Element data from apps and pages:
------------------------------
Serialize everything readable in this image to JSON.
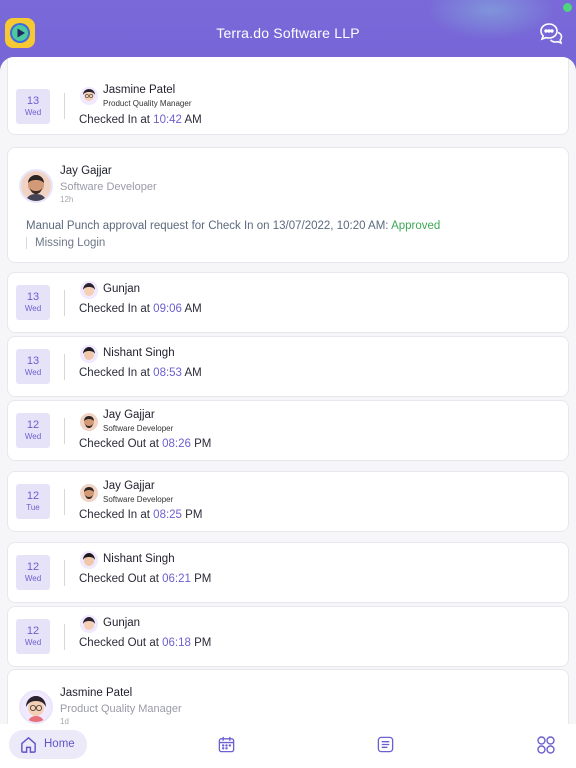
{
  "header": {
    "title": "Terra.do Software LLP",
    "logo_icon": "play-logo-icon",
    "chat_icon": "chat-bubbles-icon",
    "accent": "#7565d6"
  },
  "feed": [
    {
      "type": "punch",
      "day": "13",
      "weekday": "Wed",
      "name": "Jasmine Patel",
      "role": "Product Quality Manager",
      "action": "Checked In at",
      "time": "10:42",
      "ampm": "AM"
    },
    {
      "type": "request",
      "name": "Jay Gajjar",
      "role": "Software Developer",
      "age": "12h",
      "message": "Manual Punch approval request for Check In on 13/07/2022, 10:20 AM:",
      "status": "Approved",
      "reason": "Missing Login"
    },
    {
      "type": "punch",
      "day": "13",
      "weekday": "Wed",
      "name": "Gunjan",
      "role": "",
      "action": "Checked In at",
      "time": "09:06",
      "ampm": "AM"
    },
    {
      "type": "punch",
      "day": "13",
      "weekday": "Wed",
      "name": "Nishant Singh",
      "role": "",
      "action": "Checked In at",
      "time": "08:53",
      "ampm": "AM"
    },
    {
      "type": "punch",
      "day": "12",
      "weekday": "Wed",
      "name": "Jay Gajjar",
      "role": "Software Developer",
      "action": "Checked Out at",
      "time": "08:26",
      "ampm": "PM"
    },
    {
      "type": "punch",
      "day": "12",
      "weekday": "Tue",
      "name": "Jay Gajjar",
      "role": "Software Developer",
      "action": "Checked In at",
      "time": "08:25",
      "ampm": "PM"
    },
    {
      "type": "punch",
      "day": "12",
      "weekday": "Wed",
      "name": "Nishant Singh",
      "role": "",
      "action": "Checked Out at",
      "time": "06:21",
      "ampm": "PM"
    },
    {
      "type": "punch",
      "day": "12",
      "weekday": "Wed",
      "name": "Gunjan",
      "role": "",
      "action": "Checked Out at",
      "time": "06:18",
      "ampm": "PM"
    },
    {
      "type": "request",
      "name": "Jasmine Patel",
      "role": "Product Quality Manager",
      "age": "1d"
    }
  ],
  "nav": {
    "home_label": "Home",
    "items": [
      "home-icon",
      "calendar-icon",
      "list-icon",
      "grid-icon"
    ]
  }
}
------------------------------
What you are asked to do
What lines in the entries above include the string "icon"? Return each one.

Task output
    "logo_icon": "play-logo-icon",
    "chat_icon": "chat-bubbles-icon",
      "home-icon",
      "calendar-icon",
      "list-icon",
      "grid-icon"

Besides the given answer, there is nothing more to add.